Asking during our first session if anyone had any previous MA experience. Myself and a few other people put up their hands. When he asked me specifically what I had trained in, I stated "Mostly Karate, some Kickboxing and Jiu-Jitsu". He replied that "those are all fine, but they are sports, this is the real d3adly that I will be teaching you." And proceeded to teach a variation of the same wax-on, wax-off technique that you will find in any Goju-Ryu Karate curriculum.
Taken alone, that technique, or a strike to the carotid are both viable techniques. Together, as a parry to an incoming strike/push/grab, followed by a chop to the side of neck, with the footwork as he demonstrated and taught it, it's awkward as all hell even with just combats on. With body armor and fighting order on, it is essentially impossible to pull off.
Teaching another set up for a strike to the carotid wherein one uses the old krotty standby of catching a haymaker with both forearms, followed by a strike to the neck with the outside hand. Beyond general impracticality, the key problem there was a complete lack of any kind of power generation. There is a perfect opportunity to throw a haito uchi if you actually manage to pull that set up off, but instead the way that was taught has no hip turn, no footwork, no anything beyond winging your own open-handed arm punch haymaker.
Teaching a pinch to the meat of the leg or arm as something that will drop any kind of tough guy "like a wrestler or MMA fighter".
Stating that MMA isn't sanctioned in Ontario "because RNC's are far too dangerous and likely to kill somebody". This was followed by teaching a standing arm triangle (incorrectly), and a one handed trachea squeeze.
As final icing on the cake, several soldiers from my regiment are now traveling over an hour out of their way to train with him, and paying more for it than they would at much better (imho) local schools. Since, being an infantry regiment, sparring/rough housing/"bear pitting" is fairly common, I've actually been able to witness them get progressively worse in the past few months.

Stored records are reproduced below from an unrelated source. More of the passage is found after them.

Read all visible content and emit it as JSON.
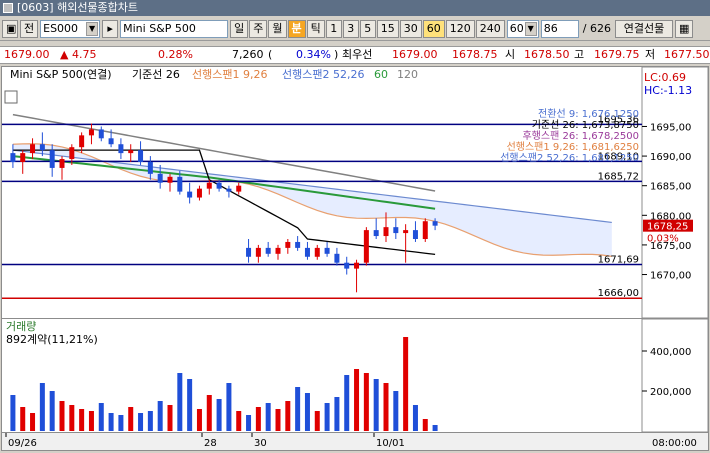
{
  "window": {
    "title": "[0603] 해외선물종합차트"
  },
  "toolbar": {
    "jeon_label": "전",
    "symbol": "ES000",
    "product_name": "Mini S&P 500",
    "period_buttons": [
      "일",
      "주",
      "월",
      "분",
      "틱",
      "1",
      "3",
      "5",
      "15",
      "30",
      "60",
      "120",
      "240"
    ],
    "active_period": "분",
    "selected_interval": "60",
    "interval_value": "60",
    "count_value": "86",
    "count_total": "/ 626",
    "link_button": "연결선물"
  },
  "quote": {
    "price": "1679.00",
    "change": "▲ 4.75",
    "change_pct": "0.28%",
    "volume": "7,260",
    "vol_open_paren": "(",
    "vol_pct": "0.34%",
    "vol_close_paren": ")",
    "best_label": "최우선",
    "bid": "1679.00",
    "ask": "1678.75",
    "open_label": "시",
    "open": "1678.50",
    "high_label": "고",
    "high": "1679.75",
    "low_label": "저",
    "low": "1677.50"
  },
  "chart": {
    "legend": {
      "title": "Mini S&P 500(연결)",
      "base_line": "기준선 26",
      "span1": "선행스팬1 9,26",
      "span2": "선행스팬2 52,26",
      "extra1": "60",
      "extra2": "120"
    },
    "corner": {
      "lc": "LC:0.69",
      "hc": "HC:-1.13"
    },
    "price_ticks": [
      "1695,00",
      "1690,00",
      "1685,00",
      "1680,00",
      "1675,00",
      "1670,00"
    ],
    "hlines": [
      {
        "label": "1695,36",
        "value": 1695.36,
        "color": "#000080"
      },
      {
        "label": "1689,10",
        "value": 1689.1,
        "color": "#000080"
      },
      {
        "label": "1685,72",
        "value": 1685.72,
        "color": "#000080"
      },
      {
        "label": "1671,69",
        "value": 1671.69,
        "color": "#000080"
      },
      {
        "label": "1666,00",
        "value": 1666.0,
        "color": "#d00000"
      }
    ],
    "overlay_labels": [
      {
        "text": "전환선 9: 1,676,1250",
        "color": "#4a6fd0"
      },
      {
        "text": "기준선 26: 1,673,8750",
        "color": "#000000"
      },
      {
        "text": "후행스팬 26: 1,678,2500",
        "color": "#9a3a9a"
      },
      {
        "text": "선행스팬1 9,26: 1,681,6250",
        "color": "#e08040"
      },
      {
        "text": "선행스팬2 52,26: 1,681,1250",
        "color": "#4a6fd0"
      }
    ],
    "current_price": "1678,25",
    "current_pct": "0,03%",
    "volume_title": "거래량",
    "volume_sub": "892계약(11,21%)",
    "volume_ticks": [
      "400,000",
      "200,000"
    ],
    "date_labels": [
      "09/26",
      "28",
      "30",
      "10/01"
    ],
    "time_label": "08:00:00"
  },
  "chart_data": {
    "type": "candlestick",
    "candles": [
      [
        1690.5,
        1692,
        1688,
        1689
      ],
      [
        1689,
        1691,
        1687,
        1690.5
      ],
      [
        1690.5,
        1693,
        1689.5,
        1692
      ],
      [
        1692,
        1694,
        1690,
        1691
      ],
      [
        1691,
        1692,
        1686.5,
        1688
      ],
      [
        1688,
        1690,
        1686,
        1689.5
      ],
      [
        1689.5,
        1692,
        1688.5,
        1691.5
      ],
      [
        1691.5,
        1694,
        1690.5,
        1693.5
      ],
      [
        1693.5,
        1695.5,
        1692,
        1694.5
      ],
      [
        1694.5,
        1695,
        1692.5,
        1693
      ],
      [
        1693,
        1694.5,
        1691.5,
        1692
      ],
      [
        1692,
        1693,
        1689.5,
        1690.5
      ],
      [
        1690.5,
        1692,
        1689,
        1691
      ],
      [
        1691,
        1692.5,
        1688.5,
        1689
      ],
      [
        1689,
        1690,
        1686,
        1687
      ],
      [
        1687,
        1688.5,
        1684.5,
        1685.5
      ],
      [
        1685.5,
        1687,
        1684,
        1686.5
      ],
      [
        1686.5,
        1687.5,
        1683.5,
        1684
      ],
      [
        1684,
        1685.5,
        1682,
        1683
      ],
      [
        1683,
        1685,
        1682.5,
        1684.5
      ],
      [
        1684.5,
        1686,
        1683.5,
        1685.5
      ],
      [
        1685.5,
        1686,
        1684,
        1684.5
      ],
      [
        1684.5,
        1685,
        1683,
        1684
      ],
      [
        1684,
        1685.5,
        1683.5,
        1685
      ],
      [
        1674.5,
        1676,
        1672,
        1673
      ],
      [
        1673,
        1675,
        1672,
        1674.5
      ],
      [
        1674.5,
        1675.5,
        1673,
        1673.5
      ],
      [
        1673.5,
        1675,
        1672.5,
        1674.5
      ],
      [
        1674.5,
        1676,
        1673.5,
        1675.5
      ],
      [
        1675.5,
        1676.5,
        1674,
        1674.5
      ],
      [
        1674.5,
        1675.5,
        1672.5,
        1673
      ],
      [
        1673,
        1675,
        1672.5,
        1674.5
      ],
      [
        1674.5,
        1675.5,
        1673,
        1673.5
      ],
      [
        1673.5,
        1674.5,
        1671.5,
        1672
      ],
      [
        1672,
        1673,
        1670,
        1671
      ],
      [
        1671,
        1672.5,
        1667,
        1672
      ],
      [
        1672,
        1678,
        1671.5,
        1677.5
      ],
      [
        1677.5,
        1679.5,
        1676,
        1676.5
      ],
      [
        1676.5,
        1680.5,
        1675.5,
        1678
      ],
      [
        1678,
        1679.5,
        1676,
        1677
      ],
      [
        1677,
        1678.5,
        1672,
        1677.5
      ],
      [
        1677.5,
        1679,
        1675.5,
        1676
      ],
      [
        1676,
        1679.5,
        1675.5,
        1679
      ],
      [
        1679,
        1679.5,
        1677.5,
        1678.25
      ]
    ],
    "volumes": [
      180000,
      120000,
      90000,
      240000,
      200000,
      150000,
      130000,
      110000,
      100000,
      140000,
      90000,
      80000,
      120000,
      90000,
      100000,
      150000,
      130000,
      290000,
      260000,
      110000,
      180000,
      160000,
      240000,
      100000,
      80000,
      120000,
      140000,
      110000,
      150000,
      220000,
      190000,
      100000,
      140000,
      170000,
      280000,
      310000,
      290000,
      260000,
      240000,
      200000,
      470000,
      130000,
      60000,
      30000
    ],
    "ylim": [
      1663,
      1702
    ]
  }
}
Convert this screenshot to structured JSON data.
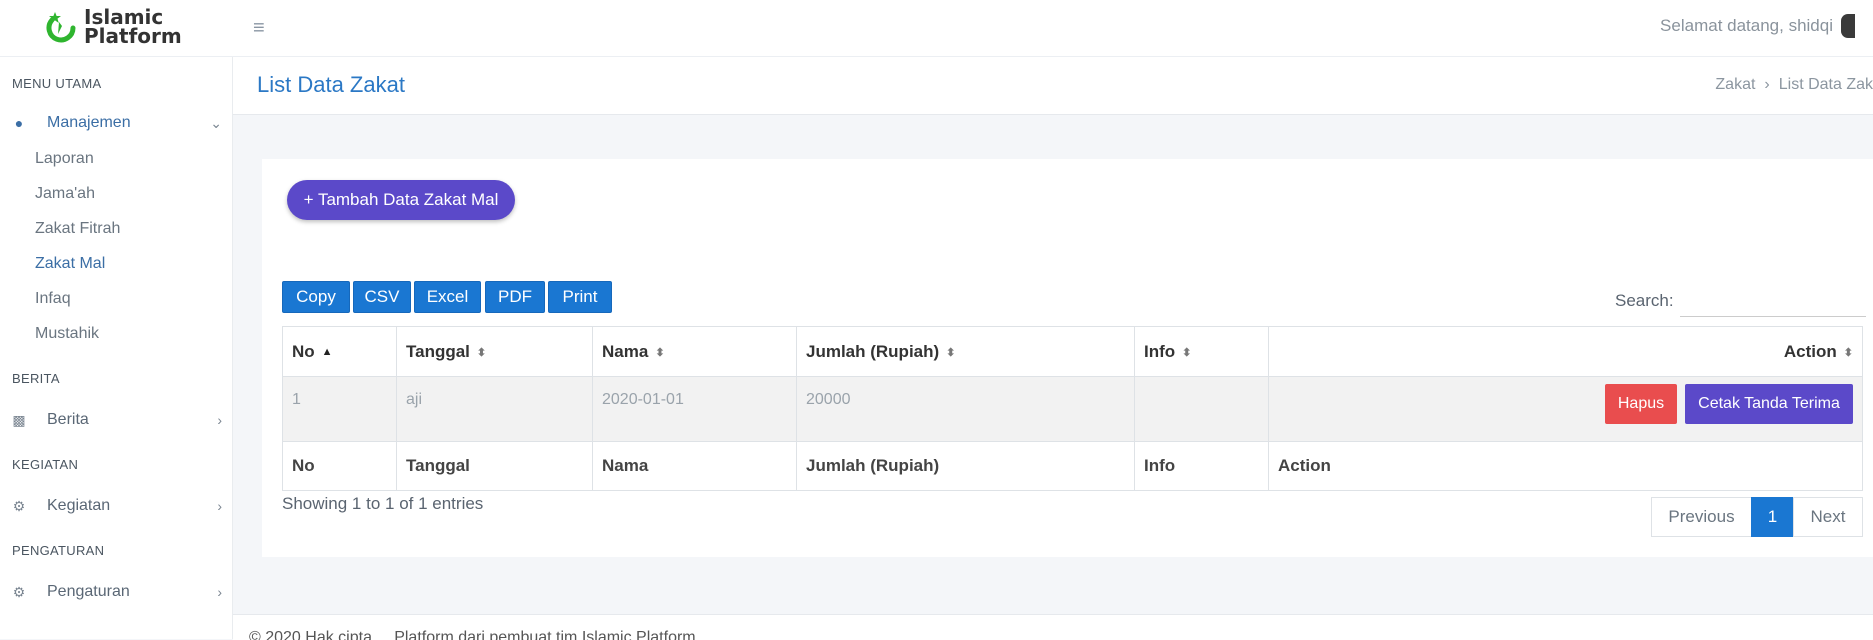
{
  "brand": {
    "line1": "Islamic",
    "line2": "Platform"
  },
  "topbar": {
    "welcome": "Selamat datang, shidqi"
  },
  "sidebar": {
    "sections": {
      "menu_utama": "MENU UTAMA",
      "berita": "BERITA",
      "kegiatan": "KEGIATAN",
      "pengaturan": "PENGATURAN"
    },
    "manajemen": {
      "label": "Manajemen",
      "subitems": [
        "Laporan",
        "Jama'ah",
        "Zakat Fitrah",
        "Zakat Mal",
        "Infaq",
        "Mustahik"
      ]
    },
    "berita_item": "Berita",
    "kegiatan_item": "Kegiatan",
    "pengaturan_item": "Pengaturan",
    "colors": {
      "active": "#3b6ea5",
      "text": "#6a7580"
    }
  },
  "header": {
    "title": "List Data Zakat",
    "breadcrumb": [
      "Zakat",
      "List Data Zak"
    ]
  },
  "main": {
    "add_button": "+ Tambah Data Zakat Mal",
    "export_buttons": [
      "Copy",
      "CSV",
      "Excel",
      "PDF",
      "Print"
    ],
    "search_label": "Search:",
    "search_value": "",
    "table": {
      "columns": [
        "No",
        "Tanggal",
        "Nama",
        "Jumlah (Rupiah)",
        "Info",
        "Action"
      ],
      "rows": [
        {
          "no": "1",
          "tanggal": "aji",
          "nama": "2020-01-01",
          "jumlah": "20000",
          "info": ""
        }
      ],
      "row_actions": {
        "delete": "Hapus",
        "print": "Cetak Tanda Terima"
      }
    },
    "info": "Showing 1 to 1 of 1 entries",
    "pagination": {
      "previous": "Previous",
      "current": "1",
      "next": "Next"
    }
  },
  "footer": {
    "text": "© 2020 Hak cipta ... Platform dari pembuat tim Islamic Platform"
  },
  "colors": {
    "primary": "#1a77d2",
    "accent": "#5b49c9",
    "danger": "#e94d4e",
    "title": "#2b78c5"
  }
}
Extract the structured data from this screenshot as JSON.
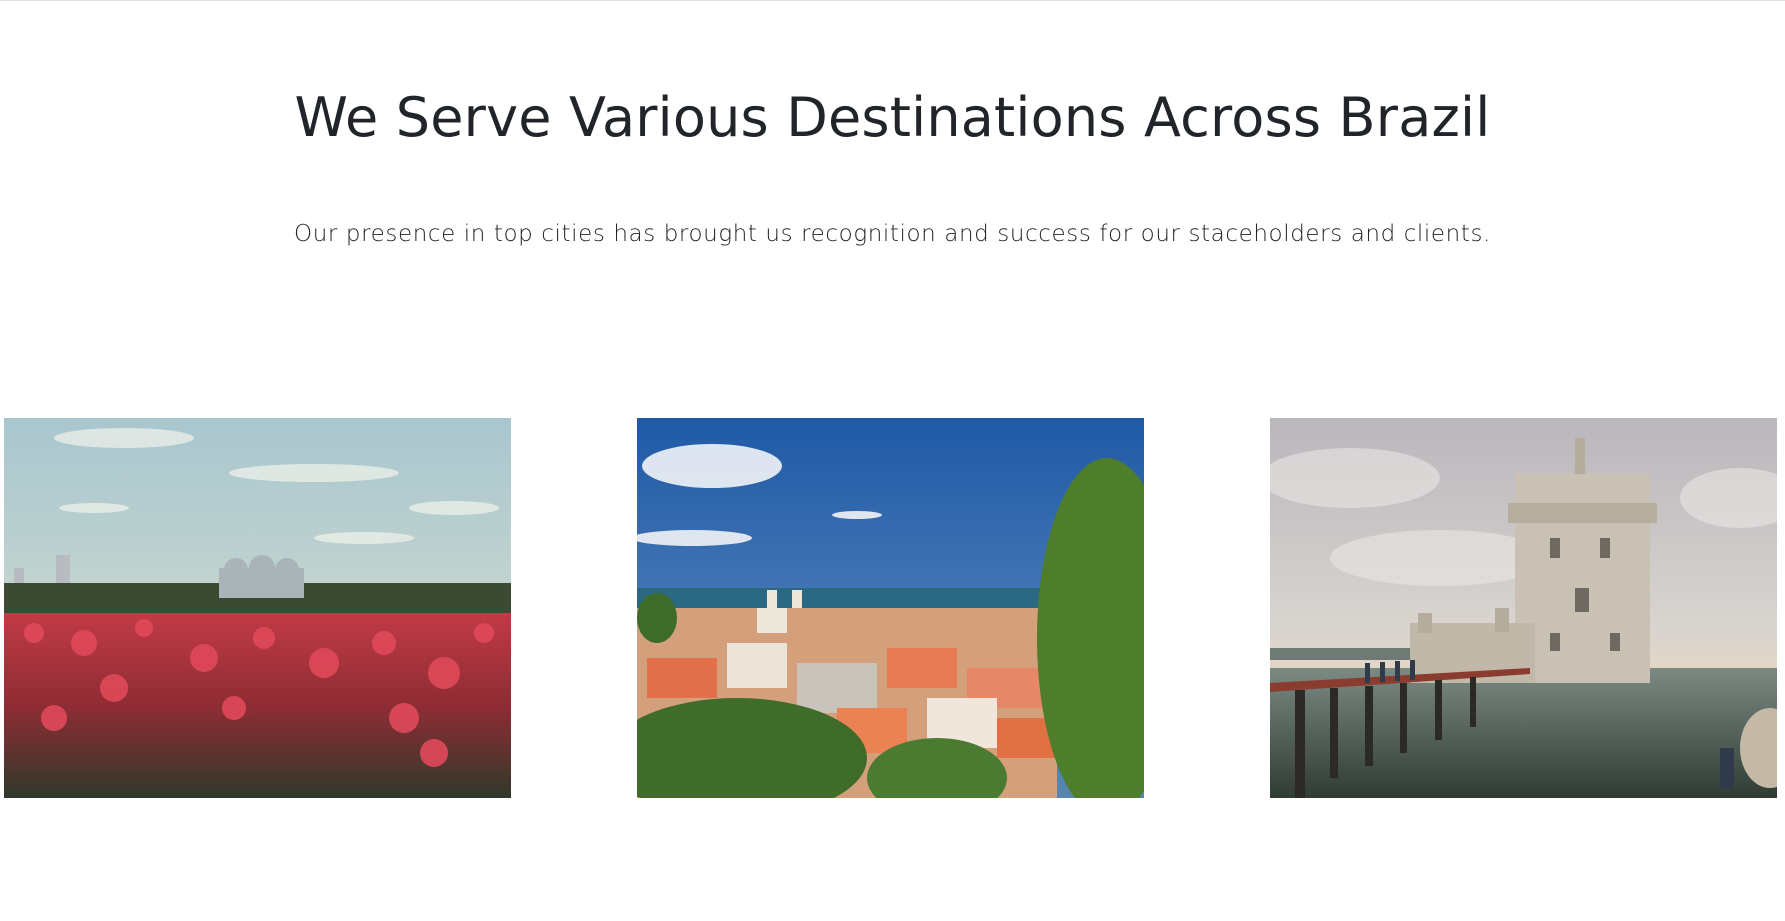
{
  "section": {
    "title": "We Serve Various Destinations Across Brazil",
    "subtitle": "Our presence in top cities has brought us recognition and success for our staceholders and clients."
  },
  "destinations": [
    {
      "image": "flower-garden-greenhouse-photo"
    },
    {
      "image": "coastal-city-rooftops-photo"
    },
    {
      "image": "waterfront-tower-bridge-photo"
    }
  ]
}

I've personally had two of them take themselves down by reaching back over their shoulders to try the same trachea grab that I saw him demonstrate. This is ussually followed by them demonstrating less ability to stop someone mounting, knee-riding, transitioning back and forth from side-control than I am used to from 2 class BJJ noobs.
The Canadians I dealt with while I was in the US military were definitely competent and their SF personnel are top notch.
Originally Posted by KempoWithAnM
The US Military has nearly 3 million people, active and reserve and a budget of about 692 billion dollars or $230,000 per soldier.
The Canadian military on the other hand, only has about 93,000 total personnel and a budget of about 21.8 billion dollars. $234,000 per soldier.
Now when you figure most Canadian military tech is bought from the US and they don't have to spend billions on R+D (78 billion vs. 350 million) those numbers change to ~$204,000 per soldier and ~$300,000 per soldier. So who do you think is better trained and equipped on a man for man level?